> [Excerpted data]
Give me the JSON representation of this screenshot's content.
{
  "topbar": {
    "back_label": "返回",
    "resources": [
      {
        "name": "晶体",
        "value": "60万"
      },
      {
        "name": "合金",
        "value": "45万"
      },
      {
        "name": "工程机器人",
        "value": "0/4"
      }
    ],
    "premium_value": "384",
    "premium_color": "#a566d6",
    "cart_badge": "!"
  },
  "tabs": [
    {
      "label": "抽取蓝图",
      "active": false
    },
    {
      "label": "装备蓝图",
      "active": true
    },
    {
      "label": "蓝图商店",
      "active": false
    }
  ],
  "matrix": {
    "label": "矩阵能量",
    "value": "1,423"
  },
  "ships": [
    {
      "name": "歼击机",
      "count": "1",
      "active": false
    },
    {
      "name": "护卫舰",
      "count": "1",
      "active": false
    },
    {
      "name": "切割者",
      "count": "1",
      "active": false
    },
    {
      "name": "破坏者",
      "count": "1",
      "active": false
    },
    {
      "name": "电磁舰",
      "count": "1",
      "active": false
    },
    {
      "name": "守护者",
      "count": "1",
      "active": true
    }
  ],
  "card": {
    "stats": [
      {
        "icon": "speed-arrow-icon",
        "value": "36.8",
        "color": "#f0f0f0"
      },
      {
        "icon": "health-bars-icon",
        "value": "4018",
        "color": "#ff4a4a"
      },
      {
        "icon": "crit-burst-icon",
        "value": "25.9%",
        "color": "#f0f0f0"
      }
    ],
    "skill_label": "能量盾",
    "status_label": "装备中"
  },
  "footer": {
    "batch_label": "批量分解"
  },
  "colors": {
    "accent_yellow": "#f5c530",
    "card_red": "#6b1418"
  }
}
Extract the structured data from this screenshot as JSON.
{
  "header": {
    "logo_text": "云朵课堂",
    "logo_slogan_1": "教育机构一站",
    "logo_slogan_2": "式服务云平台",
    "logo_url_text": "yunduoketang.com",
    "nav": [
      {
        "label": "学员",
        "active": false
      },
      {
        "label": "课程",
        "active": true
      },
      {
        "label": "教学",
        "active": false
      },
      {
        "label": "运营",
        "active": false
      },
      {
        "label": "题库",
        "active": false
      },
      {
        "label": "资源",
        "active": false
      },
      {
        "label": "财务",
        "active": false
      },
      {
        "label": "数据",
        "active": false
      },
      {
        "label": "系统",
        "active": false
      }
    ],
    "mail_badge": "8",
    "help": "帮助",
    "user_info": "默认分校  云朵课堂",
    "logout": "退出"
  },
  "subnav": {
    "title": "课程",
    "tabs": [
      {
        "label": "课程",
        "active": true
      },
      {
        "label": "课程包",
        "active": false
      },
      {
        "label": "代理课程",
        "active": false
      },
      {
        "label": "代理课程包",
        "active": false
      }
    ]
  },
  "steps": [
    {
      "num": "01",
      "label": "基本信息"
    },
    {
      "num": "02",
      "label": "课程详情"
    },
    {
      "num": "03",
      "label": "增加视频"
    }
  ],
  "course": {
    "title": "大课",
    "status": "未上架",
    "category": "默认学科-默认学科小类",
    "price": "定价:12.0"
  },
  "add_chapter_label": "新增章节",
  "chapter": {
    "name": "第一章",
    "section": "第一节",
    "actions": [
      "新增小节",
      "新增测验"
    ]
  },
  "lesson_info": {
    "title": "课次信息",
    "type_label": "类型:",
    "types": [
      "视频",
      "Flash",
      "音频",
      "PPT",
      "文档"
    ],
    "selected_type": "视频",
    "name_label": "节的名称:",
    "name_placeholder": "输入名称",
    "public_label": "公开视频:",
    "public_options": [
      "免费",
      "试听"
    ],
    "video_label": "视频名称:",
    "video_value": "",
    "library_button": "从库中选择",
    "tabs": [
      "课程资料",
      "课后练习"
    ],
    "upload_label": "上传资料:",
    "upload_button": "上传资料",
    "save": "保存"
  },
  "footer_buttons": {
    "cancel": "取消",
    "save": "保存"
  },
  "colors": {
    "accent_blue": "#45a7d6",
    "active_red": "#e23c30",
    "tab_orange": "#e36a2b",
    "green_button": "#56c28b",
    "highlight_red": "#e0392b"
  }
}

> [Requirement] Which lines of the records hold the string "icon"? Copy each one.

> [Answer below]
        "icon": "speed-arrow-icon",
        "icon": "health-bars-icon",
        "icon": "crit-burst-icon",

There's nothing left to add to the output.